Without bothering to inform, let alone consult, the drivers, FISA’s Executive Committee took this decision last December. The fact that they waited until two weeks before the Brazilian GP to break the news to the competitors suggested that FISA knew full well there would be trouble.

When the tariff was published, the drivers reacted predictably. The basic charge of 5000 French francs seemed fair enough, but when 1000 francs per point scored was added, calculated on the basis of the 1986 Championship, a few of them went through the roof. Nigel Mansell, with 72 pts scored, faced a charge of 77,000 francs (about £8,000) while Derek Warwick, for example, only had to pay about £550.

World Champion Alain Prost was appointed to hold “talks” with FISA, but, once they have the bit between their teeth, there is precious little scope for “talking” with FISA’s Jean-Marie Balestre and FIA Vice President of Commercial Affairs Bernie Ecclestone. Between them, the two men completely control international motor racing. They talk, everybody else listens, . .

The drivers were indignant. They could well afford the money, but they felt a point of principle was at stake. Prost simply tried to get the point over that, if FISA got away with these arbitrary charges, perhaps they would quadruple them without warning in 1987.

At the end of the day everybody paid up, but the drivers at least secured an agreement that the fees would be index-linked to inflation for the next five years. Prost, diplomatically, called it a compromise.

However, neither Balestre nor Ecclestone felt so sympathetic.

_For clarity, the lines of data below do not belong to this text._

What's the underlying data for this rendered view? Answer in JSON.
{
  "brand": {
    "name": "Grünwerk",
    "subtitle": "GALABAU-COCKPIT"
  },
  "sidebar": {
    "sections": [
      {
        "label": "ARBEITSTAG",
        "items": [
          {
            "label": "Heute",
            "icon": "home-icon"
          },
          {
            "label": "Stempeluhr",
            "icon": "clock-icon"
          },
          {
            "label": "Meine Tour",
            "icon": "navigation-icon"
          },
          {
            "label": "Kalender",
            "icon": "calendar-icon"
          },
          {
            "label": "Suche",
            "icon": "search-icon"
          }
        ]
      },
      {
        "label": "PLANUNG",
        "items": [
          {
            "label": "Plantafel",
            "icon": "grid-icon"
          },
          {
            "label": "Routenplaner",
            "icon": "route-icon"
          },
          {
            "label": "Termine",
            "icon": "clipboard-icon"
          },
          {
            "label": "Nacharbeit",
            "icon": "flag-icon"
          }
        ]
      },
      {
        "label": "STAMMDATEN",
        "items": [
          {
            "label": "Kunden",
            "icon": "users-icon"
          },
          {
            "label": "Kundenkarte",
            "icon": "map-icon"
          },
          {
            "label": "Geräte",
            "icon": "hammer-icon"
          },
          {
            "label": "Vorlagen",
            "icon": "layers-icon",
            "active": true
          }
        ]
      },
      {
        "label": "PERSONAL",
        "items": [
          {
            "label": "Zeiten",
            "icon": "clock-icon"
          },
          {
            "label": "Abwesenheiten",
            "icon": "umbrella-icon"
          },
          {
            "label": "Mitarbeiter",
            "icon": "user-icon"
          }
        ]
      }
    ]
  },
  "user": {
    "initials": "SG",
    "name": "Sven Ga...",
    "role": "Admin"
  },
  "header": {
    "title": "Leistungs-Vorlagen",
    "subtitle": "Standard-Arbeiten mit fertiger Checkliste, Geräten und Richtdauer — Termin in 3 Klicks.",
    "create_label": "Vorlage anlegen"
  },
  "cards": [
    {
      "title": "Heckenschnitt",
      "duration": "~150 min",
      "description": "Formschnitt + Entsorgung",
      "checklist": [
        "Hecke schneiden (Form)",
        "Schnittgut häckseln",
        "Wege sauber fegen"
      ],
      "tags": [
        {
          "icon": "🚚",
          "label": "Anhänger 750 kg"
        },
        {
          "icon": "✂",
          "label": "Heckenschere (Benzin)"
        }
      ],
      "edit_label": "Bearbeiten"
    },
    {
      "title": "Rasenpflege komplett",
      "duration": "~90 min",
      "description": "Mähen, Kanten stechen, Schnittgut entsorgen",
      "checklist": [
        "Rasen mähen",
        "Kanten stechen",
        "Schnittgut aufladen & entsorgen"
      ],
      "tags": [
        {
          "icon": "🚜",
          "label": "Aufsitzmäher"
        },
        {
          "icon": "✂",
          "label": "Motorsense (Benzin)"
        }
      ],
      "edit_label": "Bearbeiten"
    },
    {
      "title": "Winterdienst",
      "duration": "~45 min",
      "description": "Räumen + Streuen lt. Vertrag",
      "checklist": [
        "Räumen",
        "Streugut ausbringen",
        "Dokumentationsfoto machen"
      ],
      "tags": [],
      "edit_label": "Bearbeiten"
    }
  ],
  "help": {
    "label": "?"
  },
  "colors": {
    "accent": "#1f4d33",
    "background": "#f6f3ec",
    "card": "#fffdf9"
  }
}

Through a FISA communique, Balestre trumpeted that this was no compromise, pointing out that the drivers merely conformed with the regulations.

Bernie let it be known that he thought most of them were overpaid and could well afford to pay up. He told Riccardo Patrese, his own Brabham team leader, that he could pay up by Thursday afternoon prior to the Brazilian GP or find another job. Ecclestone is not known for his overt sympathy towards drivers in general!